### [EXERCISE]
Below are records with pictures in them; print them exactly, omitting the pictures.

[Dataset rows for apps and sites]
=== Section Start ===
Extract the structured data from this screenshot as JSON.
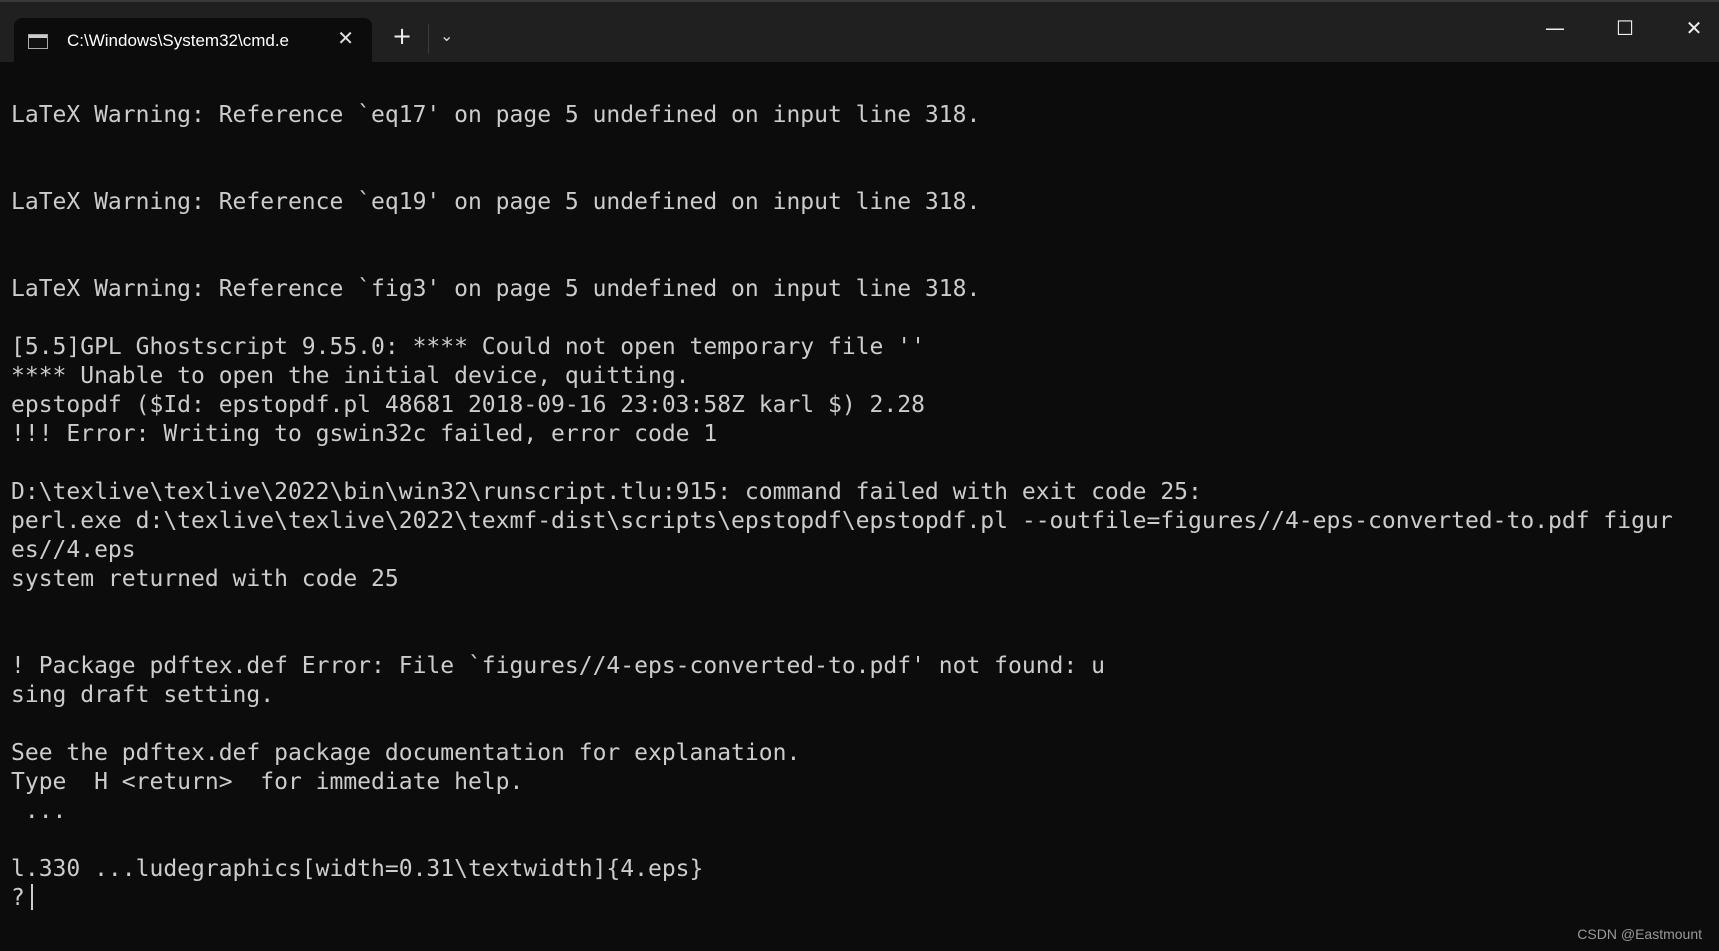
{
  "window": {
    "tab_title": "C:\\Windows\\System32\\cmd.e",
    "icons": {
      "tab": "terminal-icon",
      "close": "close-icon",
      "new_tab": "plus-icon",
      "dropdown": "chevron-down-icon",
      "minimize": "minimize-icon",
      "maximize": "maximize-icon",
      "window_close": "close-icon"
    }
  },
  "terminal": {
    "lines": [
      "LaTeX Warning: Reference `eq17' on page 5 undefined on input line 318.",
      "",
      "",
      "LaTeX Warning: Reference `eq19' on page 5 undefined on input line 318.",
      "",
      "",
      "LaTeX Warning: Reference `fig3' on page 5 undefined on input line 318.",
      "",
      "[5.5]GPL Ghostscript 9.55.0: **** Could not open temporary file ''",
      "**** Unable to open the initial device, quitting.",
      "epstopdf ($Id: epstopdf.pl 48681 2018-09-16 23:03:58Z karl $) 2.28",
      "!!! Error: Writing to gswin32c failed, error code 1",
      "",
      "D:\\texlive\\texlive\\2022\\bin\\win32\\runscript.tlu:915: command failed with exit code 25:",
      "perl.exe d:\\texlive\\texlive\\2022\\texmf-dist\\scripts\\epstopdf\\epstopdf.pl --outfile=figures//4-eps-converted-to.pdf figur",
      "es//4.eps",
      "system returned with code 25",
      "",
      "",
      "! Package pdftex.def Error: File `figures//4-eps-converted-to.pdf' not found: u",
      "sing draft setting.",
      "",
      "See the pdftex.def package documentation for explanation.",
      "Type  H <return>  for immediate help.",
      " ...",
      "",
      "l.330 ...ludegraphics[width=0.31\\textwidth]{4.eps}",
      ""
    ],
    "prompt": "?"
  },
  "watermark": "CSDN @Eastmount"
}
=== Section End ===
### [TASK RESPONSE]
Extract the structured data from this screenshot as JSON.
{
  "window": {
    "tab_title": "C:\\Windows\\System32\\cmd.e",
    "icons": {
      "tab": "terminal-icon",
      "close": "close-icon",
      "new_tab": "plus-icon",
      "dropdown": "chevron-down-icon",
      "minimize": "minimize-icon",
      "maximize": "maximize-icon",
      "window_close": "close-icon"
    }
  },
  "terminal": {
    "lines": [
      "LaTeX Warning: Reference `eq17' on page 5 undefined on input line 318.",
      "",
      "",
      "LaTeX Warning: Reference `eq19' on page 5 undefined on input line 318.",
      "",
      "",
      "LaTeX Warning: Reference `fig3' on page 5 undefined on input line 318.",
      "",
      "[5.5]GPL Ghostscript 9.55.0: **** Could not open temporary file ''",
      "**** Unable to open the initial device, quitting.",
      "epstopdf ($Id: epstopdf.pl 48681 2018-09-16 23:03:58Z karl $) 2.28",
      "!!! Error: Writing to gswin32c failed, error code 1",
      "",
      "D:\\texlive\\texlive\\2022\\bin\\win32\\runscript.tlu:915: command failed with exit code 25:",
      "perl.exe d:\\texlive\\texlive\\2022\\texmf-dist\\scripts\\epstopdf\\epstopdf.pl --outfile=figures//4-eps-converted-to.pdf figur",
      "es//4.eps",
      "system returned with code 25",
      "",
      "",
      "! Package pdftex.def Error: File `figures//4-eps-converted-to.pdf' not found: u",
      "sing draft setting.",
      "",
      "See the pdftex.def package documentation for explanation.",
      "Type  H <return>  for immediate help.",
      " ...",
      "",
      "l.330 ...ludegraphics[width=0.31\\textwidth]{4.eps}",
      ""
    ],
    "prompt": "?"
  },
  "watermark": "CSDN @Eastmount"
}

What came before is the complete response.